■ **Web page and app entries**:
= Beginning of Section =

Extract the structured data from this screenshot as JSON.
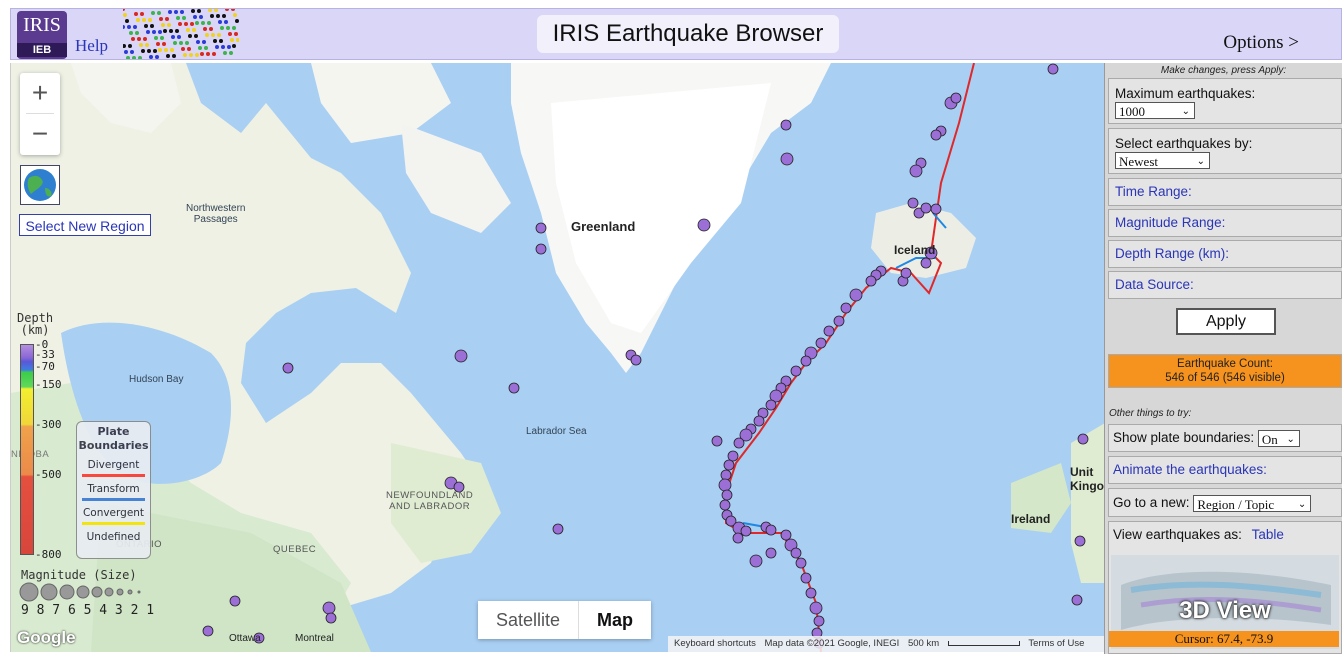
{
  "header": {
    "logo_top": "IRIS",
    "logo_bottom": "IEB",
    "help_label": "Help",
    "title": "IRIS Earthquake Browser",
    "options_label": "Options >"
  },
  "map": {
    "zoom_in": "+",
    "zoom_out": "−",
    "select_region_label": "Select New Region",
    "labels": {
      "greenland": "Greenland",
      "iceland": "Iceland",
      "northwestern_passages": "Northwestern\nPassages",
      "hudson_bay": "Hudson Bay",
      "labrador_sea": "Labrador Sea",
      "newfoundland": "NEWFOUNDLAND\nAND LABRADOR",
      "quebec": "QUEBEC",
      "ontario": "ONTARIO",
      "manitoba": "NITOBA",
      "ireland": "Ireland",
      "united_kingdom": "Unit\nKingo",
      "ottawa": "Ottawa",
      "montreal": "Montreal"
    },
    "depth_legend": {
      "title": "Depth\n(km)",
      "ticks": [
        "0",
        "33",
        "70",
        "150",
        "300",
        "500",
        "800"
      ]
    },
    "plate_legend": {
      "title": "Plate\nBoundaries",
      "items": [
        {
          "label": "Divergent",
          "color": "#ff3b30"
        },
        {
          "label": "Transform",
          "color": "#3a7bd5"
        },
        {
          "label": "Convergent",
          "color": "#f5e400"
        },
        {
          "label": "Undefined",
          "color": ""
        }
      ]
    },
    "magnitude_legend": {
      "title": "Magnitude (Size)",
      "values": "9 8 7 6 5 4 3 2 1"
    },
    "google_logo": "Google",
    "map_type": {
      "satellite": "Satellite",
      "map": "Map",
      "active": "Map"
    },
    "footer": {
      "shortcuts": "Keyboard shortcuts",
      "attribution": "Map data ©2021 Google, INEGI",
      "scale": "500 km",
      "terms": "Terms of Use"
    },
    "event_color": "#9b6fd6",
    "divergent_color": "#e0282a",
    "transform_color": "#1e88e5"
  },
  "panel": {
    "note": "Make changes, press Apply:",
    "max_quakes_label": "Maximum earthquakes:",
    "max_quakes_value": "1000",
    "select_by_label": "Select earthquakes by:",
    "select_by_value": "Newest",
    "time_range": "Time Range:",
    "magnitude_range": "Magnitude Range:",
    "depth_range": "Depth Range (km):",
    "data_source": "Data Source:",
    "apply_label": "Apply",
    "count_title": "Earthquake Count:",
    "count_value": "546 of 546 (546 visible)",
    "other_label": "Other things to try:",
    "plate_boundaries_label": "Show plate boundaries:",
    "plate_boundaries_value": "On",
    "animate_label": "Animate the earthquakes:",
    "goto_label": "Go to a new:",
    "goto_value": "Region / Topic",
    "view_as_label": "View earthquakes as:",
    "view_as_link": "Table",
    "view3d_label": "3D View",
    "cursor_text": "Cursor: 67.4, -73.9"
  }
}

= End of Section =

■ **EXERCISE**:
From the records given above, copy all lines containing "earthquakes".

■ **WRITTEN ANSWER**:
    "max_quakes_label": "Maximum earthquakes:",
    "select_by_label": "Select earthquakes by:",
    "animate_label": "Animate the earthquakes:",
    "view_as_label": "View earthquakes as:",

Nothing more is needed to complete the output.